*INSTRUCTIONS TO FOLLOW*
Your answer should be one number: how many lines below have the word "JSON".

BEGIN SOURCE RECORDS

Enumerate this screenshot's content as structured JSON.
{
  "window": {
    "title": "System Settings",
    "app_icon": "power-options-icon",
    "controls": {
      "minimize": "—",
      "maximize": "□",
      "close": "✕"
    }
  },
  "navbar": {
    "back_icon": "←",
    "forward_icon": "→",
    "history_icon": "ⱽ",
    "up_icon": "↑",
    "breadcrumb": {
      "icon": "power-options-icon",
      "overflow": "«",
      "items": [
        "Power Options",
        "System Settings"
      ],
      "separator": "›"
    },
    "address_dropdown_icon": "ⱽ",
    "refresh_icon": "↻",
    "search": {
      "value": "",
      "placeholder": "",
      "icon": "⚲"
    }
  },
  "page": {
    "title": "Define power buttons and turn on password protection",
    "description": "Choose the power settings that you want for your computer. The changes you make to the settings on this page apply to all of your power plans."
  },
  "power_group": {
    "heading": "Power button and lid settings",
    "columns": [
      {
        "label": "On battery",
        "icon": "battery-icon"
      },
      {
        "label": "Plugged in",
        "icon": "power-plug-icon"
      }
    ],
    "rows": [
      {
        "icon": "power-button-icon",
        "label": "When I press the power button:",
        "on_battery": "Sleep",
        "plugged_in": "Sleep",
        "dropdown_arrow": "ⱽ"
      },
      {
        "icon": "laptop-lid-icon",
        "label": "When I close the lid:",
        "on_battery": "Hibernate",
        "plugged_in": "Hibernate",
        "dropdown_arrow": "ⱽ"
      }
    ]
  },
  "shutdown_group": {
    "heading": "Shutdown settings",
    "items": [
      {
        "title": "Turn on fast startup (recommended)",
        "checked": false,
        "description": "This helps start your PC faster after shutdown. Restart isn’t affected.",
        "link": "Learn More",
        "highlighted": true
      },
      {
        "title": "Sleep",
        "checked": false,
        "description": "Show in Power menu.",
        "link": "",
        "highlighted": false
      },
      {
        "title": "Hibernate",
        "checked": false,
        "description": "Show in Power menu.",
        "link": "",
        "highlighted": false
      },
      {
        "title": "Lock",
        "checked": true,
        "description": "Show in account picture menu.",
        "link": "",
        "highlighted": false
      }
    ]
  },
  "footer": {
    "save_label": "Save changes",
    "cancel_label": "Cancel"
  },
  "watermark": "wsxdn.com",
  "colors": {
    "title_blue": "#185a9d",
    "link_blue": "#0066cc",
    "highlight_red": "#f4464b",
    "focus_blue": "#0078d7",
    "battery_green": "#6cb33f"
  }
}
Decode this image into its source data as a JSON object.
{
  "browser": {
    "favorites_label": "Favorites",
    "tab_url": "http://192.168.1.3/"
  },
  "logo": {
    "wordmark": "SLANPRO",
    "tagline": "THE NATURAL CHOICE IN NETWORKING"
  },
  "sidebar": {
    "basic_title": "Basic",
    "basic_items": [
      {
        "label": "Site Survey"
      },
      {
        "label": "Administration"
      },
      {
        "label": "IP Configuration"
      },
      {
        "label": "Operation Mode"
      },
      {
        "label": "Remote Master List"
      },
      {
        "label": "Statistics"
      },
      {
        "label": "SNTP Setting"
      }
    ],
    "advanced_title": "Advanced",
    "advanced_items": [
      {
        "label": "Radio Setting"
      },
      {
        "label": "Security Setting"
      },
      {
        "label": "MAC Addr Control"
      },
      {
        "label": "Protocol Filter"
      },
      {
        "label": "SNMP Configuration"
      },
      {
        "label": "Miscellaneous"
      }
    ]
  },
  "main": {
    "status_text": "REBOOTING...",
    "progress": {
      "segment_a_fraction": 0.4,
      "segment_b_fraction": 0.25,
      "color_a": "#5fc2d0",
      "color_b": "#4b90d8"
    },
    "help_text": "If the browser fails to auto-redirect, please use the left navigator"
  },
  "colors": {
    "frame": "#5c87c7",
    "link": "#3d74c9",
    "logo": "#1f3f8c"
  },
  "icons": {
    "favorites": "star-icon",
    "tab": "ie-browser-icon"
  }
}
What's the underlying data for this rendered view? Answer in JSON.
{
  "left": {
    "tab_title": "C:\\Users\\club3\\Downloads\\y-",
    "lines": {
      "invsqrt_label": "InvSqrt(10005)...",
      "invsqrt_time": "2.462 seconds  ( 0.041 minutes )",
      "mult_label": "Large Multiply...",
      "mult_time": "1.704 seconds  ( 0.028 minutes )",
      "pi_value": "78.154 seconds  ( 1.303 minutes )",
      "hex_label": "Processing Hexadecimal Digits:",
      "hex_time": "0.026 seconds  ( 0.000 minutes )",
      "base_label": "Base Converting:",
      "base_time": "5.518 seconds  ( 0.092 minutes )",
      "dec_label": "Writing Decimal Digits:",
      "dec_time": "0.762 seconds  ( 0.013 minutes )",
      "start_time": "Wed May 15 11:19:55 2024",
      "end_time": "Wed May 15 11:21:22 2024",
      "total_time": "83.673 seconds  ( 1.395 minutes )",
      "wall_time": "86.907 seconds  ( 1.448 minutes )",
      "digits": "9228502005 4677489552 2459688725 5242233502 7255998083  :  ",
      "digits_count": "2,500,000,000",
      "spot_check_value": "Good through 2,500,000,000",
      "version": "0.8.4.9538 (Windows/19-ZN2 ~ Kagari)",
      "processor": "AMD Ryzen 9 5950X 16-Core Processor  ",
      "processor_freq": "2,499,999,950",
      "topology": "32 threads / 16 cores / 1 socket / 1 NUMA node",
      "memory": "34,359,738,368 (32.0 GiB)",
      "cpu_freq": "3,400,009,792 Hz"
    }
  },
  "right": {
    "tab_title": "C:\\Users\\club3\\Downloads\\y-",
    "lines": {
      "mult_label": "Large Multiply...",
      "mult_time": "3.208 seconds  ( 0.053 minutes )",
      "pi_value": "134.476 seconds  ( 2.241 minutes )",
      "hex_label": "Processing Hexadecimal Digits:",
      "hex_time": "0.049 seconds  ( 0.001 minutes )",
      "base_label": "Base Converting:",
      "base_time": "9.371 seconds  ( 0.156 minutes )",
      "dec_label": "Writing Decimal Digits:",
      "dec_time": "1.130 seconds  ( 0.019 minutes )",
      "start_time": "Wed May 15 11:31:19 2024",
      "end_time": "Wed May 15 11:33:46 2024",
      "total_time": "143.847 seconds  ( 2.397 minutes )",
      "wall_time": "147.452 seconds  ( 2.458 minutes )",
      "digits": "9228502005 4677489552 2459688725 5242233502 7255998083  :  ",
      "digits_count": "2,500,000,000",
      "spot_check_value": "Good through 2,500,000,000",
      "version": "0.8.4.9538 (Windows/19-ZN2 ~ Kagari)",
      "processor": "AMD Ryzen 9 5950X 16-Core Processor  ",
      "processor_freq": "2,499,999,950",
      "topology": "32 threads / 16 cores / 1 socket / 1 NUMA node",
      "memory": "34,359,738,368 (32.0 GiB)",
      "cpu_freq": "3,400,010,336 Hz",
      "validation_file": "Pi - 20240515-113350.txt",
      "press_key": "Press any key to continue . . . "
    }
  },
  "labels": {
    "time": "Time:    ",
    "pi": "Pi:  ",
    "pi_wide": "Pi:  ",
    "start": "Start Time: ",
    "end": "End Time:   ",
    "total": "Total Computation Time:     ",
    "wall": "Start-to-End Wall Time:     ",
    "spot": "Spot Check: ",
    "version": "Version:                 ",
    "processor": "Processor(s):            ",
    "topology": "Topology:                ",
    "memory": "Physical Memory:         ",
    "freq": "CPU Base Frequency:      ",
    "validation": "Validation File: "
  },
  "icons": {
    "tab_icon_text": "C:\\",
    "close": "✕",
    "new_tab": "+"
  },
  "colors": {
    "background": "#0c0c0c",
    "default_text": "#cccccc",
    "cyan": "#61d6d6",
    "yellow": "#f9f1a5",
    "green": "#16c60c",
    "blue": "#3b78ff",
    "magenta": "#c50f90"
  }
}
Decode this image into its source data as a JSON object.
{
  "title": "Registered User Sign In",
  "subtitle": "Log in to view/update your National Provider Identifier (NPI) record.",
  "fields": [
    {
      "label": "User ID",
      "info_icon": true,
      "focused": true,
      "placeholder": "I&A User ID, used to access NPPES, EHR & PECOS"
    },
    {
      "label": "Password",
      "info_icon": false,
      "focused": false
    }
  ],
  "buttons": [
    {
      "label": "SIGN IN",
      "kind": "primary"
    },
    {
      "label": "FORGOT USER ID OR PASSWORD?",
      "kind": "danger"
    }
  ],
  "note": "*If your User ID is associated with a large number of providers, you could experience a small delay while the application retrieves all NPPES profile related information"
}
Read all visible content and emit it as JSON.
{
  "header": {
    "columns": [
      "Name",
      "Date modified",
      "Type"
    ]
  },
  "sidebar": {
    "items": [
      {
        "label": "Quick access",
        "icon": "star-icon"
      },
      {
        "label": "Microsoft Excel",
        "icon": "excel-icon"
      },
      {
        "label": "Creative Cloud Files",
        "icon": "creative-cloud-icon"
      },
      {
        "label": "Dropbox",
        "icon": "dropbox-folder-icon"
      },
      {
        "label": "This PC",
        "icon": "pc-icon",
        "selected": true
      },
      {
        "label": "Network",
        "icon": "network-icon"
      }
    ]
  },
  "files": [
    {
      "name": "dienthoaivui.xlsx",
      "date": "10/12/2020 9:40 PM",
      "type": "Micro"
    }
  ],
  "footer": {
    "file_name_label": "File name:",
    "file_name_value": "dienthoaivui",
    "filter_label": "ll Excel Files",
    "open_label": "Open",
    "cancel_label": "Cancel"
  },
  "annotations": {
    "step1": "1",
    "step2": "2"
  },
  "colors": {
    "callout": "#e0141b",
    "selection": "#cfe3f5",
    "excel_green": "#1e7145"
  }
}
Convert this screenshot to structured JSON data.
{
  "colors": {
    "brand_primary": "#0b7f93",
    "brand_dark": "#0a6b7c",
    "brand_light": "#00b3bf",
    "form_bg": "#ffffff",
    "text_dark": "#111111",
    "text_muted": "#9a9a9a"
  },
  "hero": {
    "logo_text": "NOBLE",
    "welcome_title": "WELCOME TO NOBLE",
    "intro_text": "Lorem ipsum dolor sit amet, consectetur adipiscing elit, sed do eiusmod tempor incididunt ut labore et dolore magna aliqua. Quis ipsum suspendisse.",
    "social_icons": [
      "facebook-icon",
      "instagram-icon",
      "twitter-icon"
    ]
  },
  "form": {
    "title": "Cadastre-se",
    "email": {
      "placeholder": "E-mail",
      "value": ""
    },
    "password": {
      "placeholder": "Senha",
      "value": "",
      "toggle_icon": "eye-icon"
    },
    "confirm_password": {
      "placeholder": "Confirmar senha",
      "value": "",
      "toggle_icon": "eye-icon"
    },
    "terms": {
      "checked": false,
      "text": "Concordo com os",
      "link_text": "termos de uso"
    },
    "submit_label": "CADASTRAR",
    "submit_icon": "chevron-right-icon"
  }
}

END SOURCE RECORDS

*EXERCISE SOLUTION*
6